A cyber weapon that disables the adversary’s power grid may have tactical or operational utility, or under the right circumstances, strategic value. But in the general case, at a strategic level, cyber attacks against the power grid are negligible at best and counter productive at worst.
What is a cyber weapon?
the effect is localised, and therefore not good as a tool of imposing your will on another state. because it has such a low utility as a technique for coercion, it is not strategically useful.
it is tactically useful, operationally useful, and maybe in certain cases strategically useful, but fundamentally the “cyber the power grid” attack is just not a great capability. Not as a strategic tool for a state to impose its will, or effect its policy on other states.
An attack against the powergrid causes the people targeted to become more cohesive as a whole, it unites them against an external enemy. Generally speaking, a weapon that makes the other side more determined to fight you is not a good weapon.
a strategically useful cyber weapon would have some capabiltity to: “deny, destroy, degrade, deceive, disrupt” — the target at a strategic level, at a level that impacts the state: either the people, the economy, or the military.
the power grid as a target does not provide that capability.
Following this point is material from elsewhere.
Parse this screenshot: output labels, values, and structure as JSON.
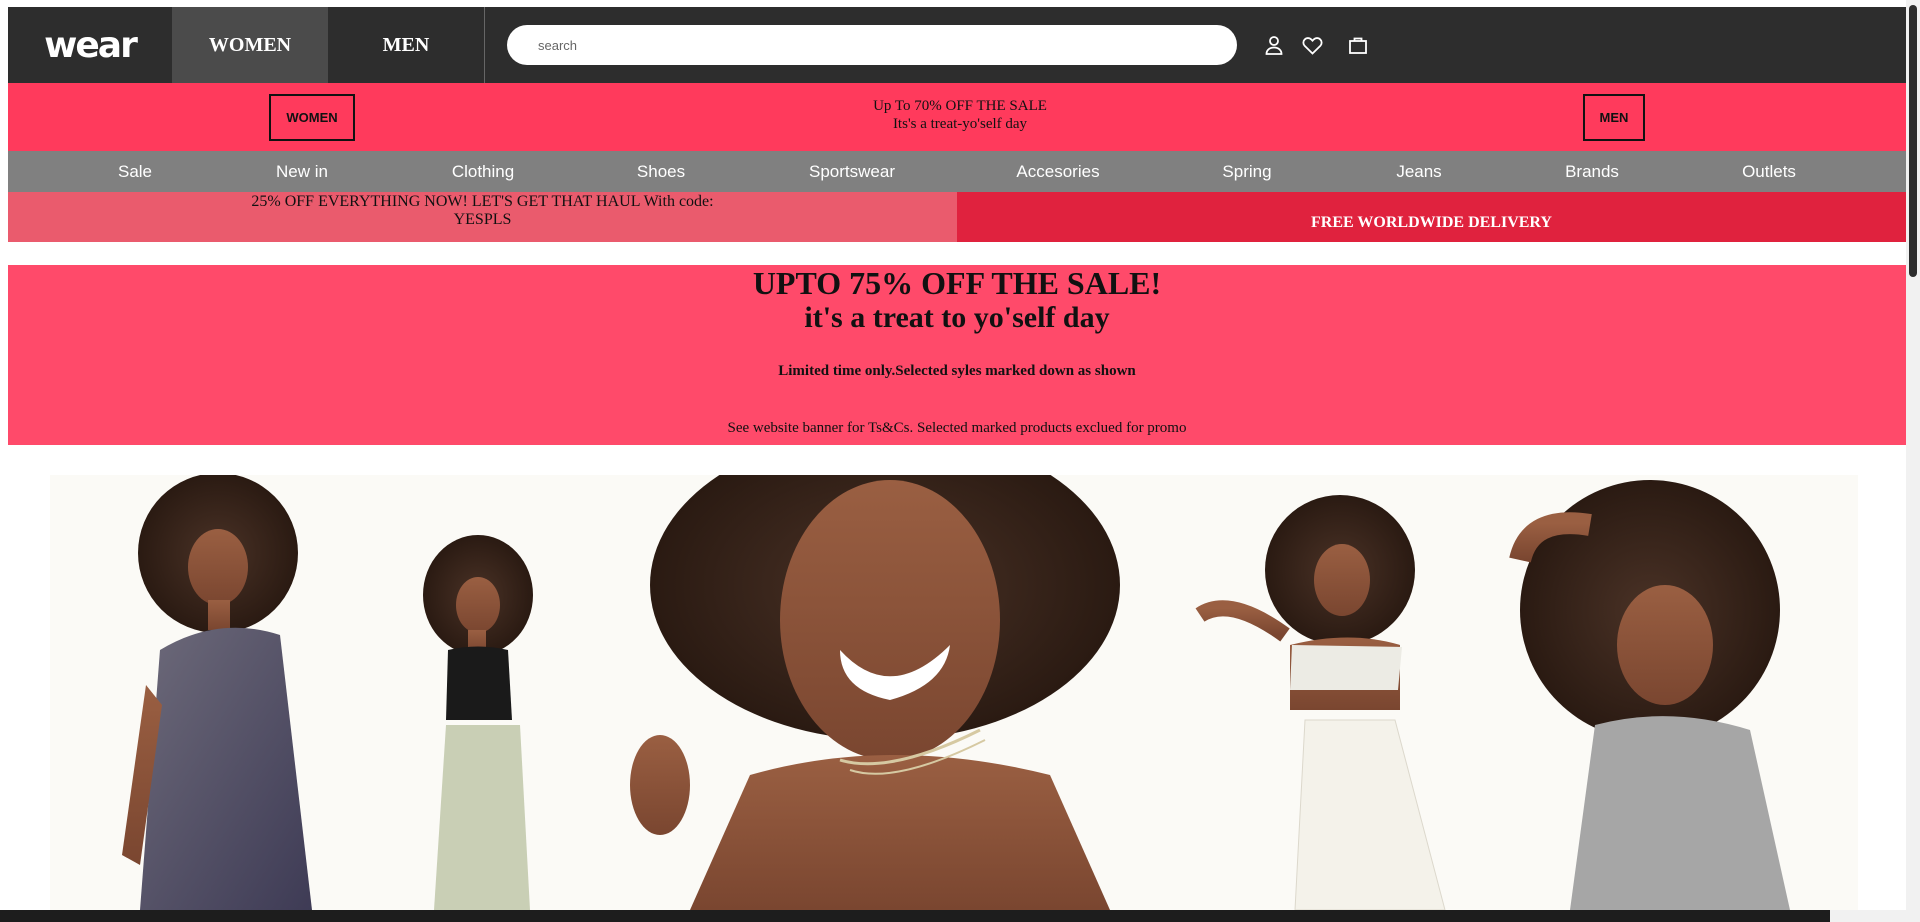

Against the economy, the ability of the target to continue to wage war, it has no impact. Against the people, it makes them more cohesive and hardens their resolve. No electricy can cause tragedy at a small scale, but fundamentally it is just a nuisance, not a huge deal.
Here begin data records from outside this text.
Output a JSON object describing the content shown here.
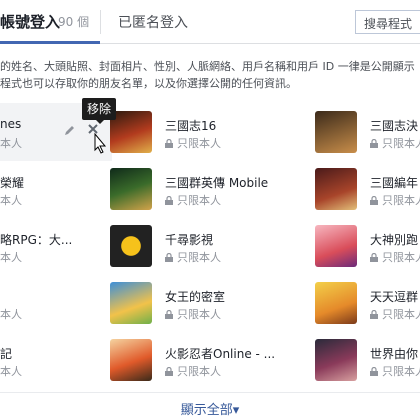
{
  "tabs": {
    "active_label": "帳號登入",
    "active_count": "90 個",
    "anonymous_label": "已匿名登入",
    "search_placeholder": "搜尋程式"
  },
  "description": {
    "line1": "的姓名、大頭貼照、封面相片、性別、人脈網絡、用戶名稱和用戶 ID 一律是公開顯示",
    "line2": "程式也可以存取你的朋友名單，以及你選擇公開的任何資訊。"
  },
  "tooltip": {
    "remove": "移除"
  },
  "apps": [
    {
      "name": "nes",
      "privacy": "本人"
    },
    {
      "name": "三國志16",
      "privacy": "只限本人"
    },
    {
      "name": "三國志決",
      "privacy": "只限本人"
    },
    {
      "name": "榮耀",
      "privacy": "本人"
    },
    {
      "name": "三國群英傳 Mobile",
      "privacy": "只限本人"
    },
    {
      "name": "三國編年",
      "privacy": "只限本人"
    },
    {
      "name": "略RPG：大...",
      "privacy": "本人"
    },
    {
      "name": "千尋影視",
      "privacy": "只限本人"
    },
    {
      "name": "大神別跑",
      "privacy": "只限本人"
    },
    {
      "name": "",
      "privacy": "本人"
    },
    {
      "name": "女王的密室",
      "privacy": "只限本人"
    },
    {
      "name": "天天逗群",
      "privacy": "只限本人"
    },
    {
      "name": "記",
      "privacy": "本人"
    },
    {
      "name": "火影忍者Online - ...",
      "privacy": "只限本人"
    },
    {
      "name": "世界由你",
      "privacy": "只限本人"
    }
  ],
  "footer": {
    "show_all": "顯示全部▾"
  },
  "colors": {
    "accent": "#4267b2",
    "link": "#365899",
    "muted": "#90949c"
  }
}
Clausewitz, Conflict, Cyber
Clausewitz created an analytic framework for appraising states at war. The paradoxical trinity is covered very well elsewhere, but I’ll provide a brief sketch of the concepts. If you don’t want to see spoilers for On War, feel free to skip this section.
SPOILERS: now entering spoilers for “On War”
does a cyber attack blackout reduce people’s passion for war?
No, definitely not. If anything it improves cohesion and strengthens resolve. People can unite against a common enemy who caused them tangible harm (“I didn’t have internet for hours!”). An attack so blatant that there is no doubt it was a hostile act by a foreign state will strengthen ingroup bonds.
does a cyber attack blackout reduce the capacity and/or capability of the military to wage war?
not at all. The military have a lot of slack, redundancy and buffer in their supply chains. The short duration of power outages would be easily absorbed.
does a blackout change the reason policy makers chose war?
I don’t see how. The people will be more passionate about supporting the war, demand retaliation. The short duration of the blackout and the limited scope of its negative effects mean there’s no real long lasting harm inflicted.
Cyber von Clausewitz
- war is the continuation of politics by other means
- All politics is local
- In cyber, everything is local
There is another factor, which I will not address here, about norms. Attacking civilian critical national infrastructure signals that attacks again civilians are ok. This is generally frowned upon.
Why this matters
The effect of an attack against the power grid is localised and ephemeral, therefore it is not useful as a tool for imposing your will on another state. Because it has such low utility for coercion it is not strategically useful. In certain circumstances it could be tactically or operationally useful, but it is very unlikely it will ever be strategically useful.
The reason that cyber attacks against the power grid are not useful attacks is that they unite people, they create cohesion against an external threat, and they have no long term lasting impact on the target. Attacking the power grid encourages the adversary to fight with more resolve and determination than before.
Essentially, using cyber to cause blackouts not only has no impact on the adversary’s capability or decision to wage war, it actually makes them more cohesive and resolved to fight. As a strategic weapon, it literally makes the adversary more determined and willing to engage in conflict.
Making the enemy more aggressive and resolved to fight, without weakening their capability to do so, is not a good capability for a cyber weapon.